The corridors that stretched along the back of the house, leading to the french doors to the garden seemed to be ever out of reach as he hurried. The steady tap of those footsteps that only a few minutes ago seemed to announce his melancholic introspection had turned to the rapid drumming of his heart as he rushed. Too late, he saw that it was not himself from the past that he sought to save and his effort would be just as futile. The beautiful doors to the garden were left wide open, the sharp breeze from the damp cold swirling about him as he finally came to them. It seemed as though the scene before him were a dream that had swallowed his voice as he called. There stood Charlotte, her face a mask of anger and bitter tears streaming black down her face. In her hand, she clutched the stem of a rose she’d pulled off a nearby bush, her gloves ruined from the stains quickly spreading through the white. He called again, rushing from the doors to where she stood but she did not respond. Instead, she marched as though pulled about like a puppet, her steps faster than his own could reach her. She was soon out of reach and by the time that he’d followed her trail to the circle drive in front of the house, he arrived only in time to see her car enter the forest trail off the property.

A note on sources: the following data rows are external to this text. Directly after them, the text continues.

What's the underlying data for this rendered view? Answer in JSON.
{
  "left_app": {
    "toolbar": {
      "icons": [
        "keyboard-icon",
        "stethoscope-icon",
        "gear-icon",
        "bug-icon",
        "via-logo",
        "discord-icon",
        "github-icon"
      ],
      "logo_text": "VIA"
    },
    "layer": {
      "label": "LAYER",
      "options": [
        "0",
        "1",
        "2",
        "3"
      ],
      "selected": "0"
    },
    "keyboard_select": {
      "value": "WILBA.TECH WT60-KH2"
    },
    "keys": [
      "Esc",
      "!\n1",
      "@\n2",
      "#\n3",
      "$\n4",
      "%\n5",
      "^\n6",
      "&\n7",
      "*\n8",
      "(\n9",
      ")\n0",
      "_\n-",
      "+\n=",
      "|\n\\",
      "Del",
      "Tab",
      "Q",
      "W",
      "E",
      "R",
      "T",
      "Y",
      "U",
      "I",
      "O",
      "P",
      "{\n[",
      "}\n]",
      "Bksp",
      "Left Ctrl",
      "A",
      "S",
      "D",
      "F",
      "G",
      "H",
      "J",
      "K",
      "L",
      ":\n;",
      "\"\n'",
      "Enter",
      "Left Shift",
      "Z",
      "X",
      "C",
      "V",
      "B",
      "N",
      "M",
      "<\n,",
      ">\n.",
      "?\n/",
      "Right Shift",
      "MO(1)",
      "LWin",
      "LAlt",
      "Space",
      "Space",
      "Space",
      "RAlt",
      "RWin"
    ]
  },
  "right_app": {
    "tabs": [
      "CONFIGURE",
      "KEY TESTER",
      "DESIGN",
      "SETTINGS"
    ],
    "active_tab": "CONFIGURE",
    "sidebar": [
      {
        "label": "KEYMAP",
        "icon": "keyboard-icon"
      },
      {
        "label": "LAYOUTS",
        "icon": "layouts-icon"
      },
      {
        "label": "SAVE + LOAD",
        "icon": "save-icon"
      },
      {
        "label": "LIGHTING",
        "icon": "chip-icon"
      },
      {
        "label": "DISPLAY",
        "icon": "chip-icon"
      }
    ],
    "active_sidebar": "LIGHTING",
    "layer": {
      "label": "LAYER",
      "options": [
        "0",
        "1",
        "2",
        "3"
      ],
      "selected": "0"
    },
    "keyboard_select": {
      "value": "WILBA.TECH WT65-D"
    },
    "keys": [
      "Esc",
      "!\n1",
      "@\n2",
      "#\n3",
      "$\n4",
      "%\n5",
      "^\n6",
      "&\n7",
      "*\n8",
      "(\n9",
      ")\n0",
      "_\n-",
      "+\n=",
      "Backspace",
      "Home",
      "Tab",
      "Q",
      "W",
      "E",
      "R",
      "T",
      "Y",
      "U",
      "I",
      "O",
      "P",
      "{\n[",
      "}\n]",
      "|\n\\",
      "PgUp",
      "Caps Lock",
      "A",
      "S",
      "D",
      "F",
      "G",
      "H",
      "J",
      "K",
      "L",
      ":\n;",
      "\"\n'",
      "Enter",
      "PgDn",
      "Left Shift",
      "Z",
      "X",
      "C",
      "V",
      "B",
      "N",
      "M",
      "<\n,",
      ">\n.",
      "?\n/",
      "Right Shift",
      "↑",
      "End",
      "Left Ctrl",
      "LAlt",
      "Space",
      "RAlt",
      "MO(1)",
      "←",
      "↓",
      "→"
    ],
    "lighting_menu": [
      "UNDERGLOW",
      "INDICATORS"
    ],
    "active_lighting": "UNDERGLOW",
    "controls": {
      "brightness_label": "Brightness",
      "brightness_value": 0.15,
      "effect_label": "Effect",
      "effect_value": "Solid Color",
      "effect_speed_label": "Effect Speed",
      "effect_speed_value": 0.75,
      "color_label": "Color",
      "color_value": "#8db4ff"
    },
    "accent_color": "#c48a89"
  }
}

Victor looked back and saw that behind him lay a trail of petals, strewn about the green of the grass. He followed them back the way he had come only to see something white lying in the grass where Charlotte had stood. Victor moved slowly, wondering if it was one of her gloves. He was repulsed at the memory of how the red had been spreading through the white satin so quickly. What madness had possessed her, he could not tell but it haunted him to think of it. As he approached the rose bush, however, he saw that it was not a soiled glove but rather a piece of paper. A letter that was marked with black tear stains and smears of blood on the edges, left crumpled in the grass. Victor took the defeated paper from the ground just as the first large rain drop spattered on its surface. He tucked it into his pocket as the rain began to pour.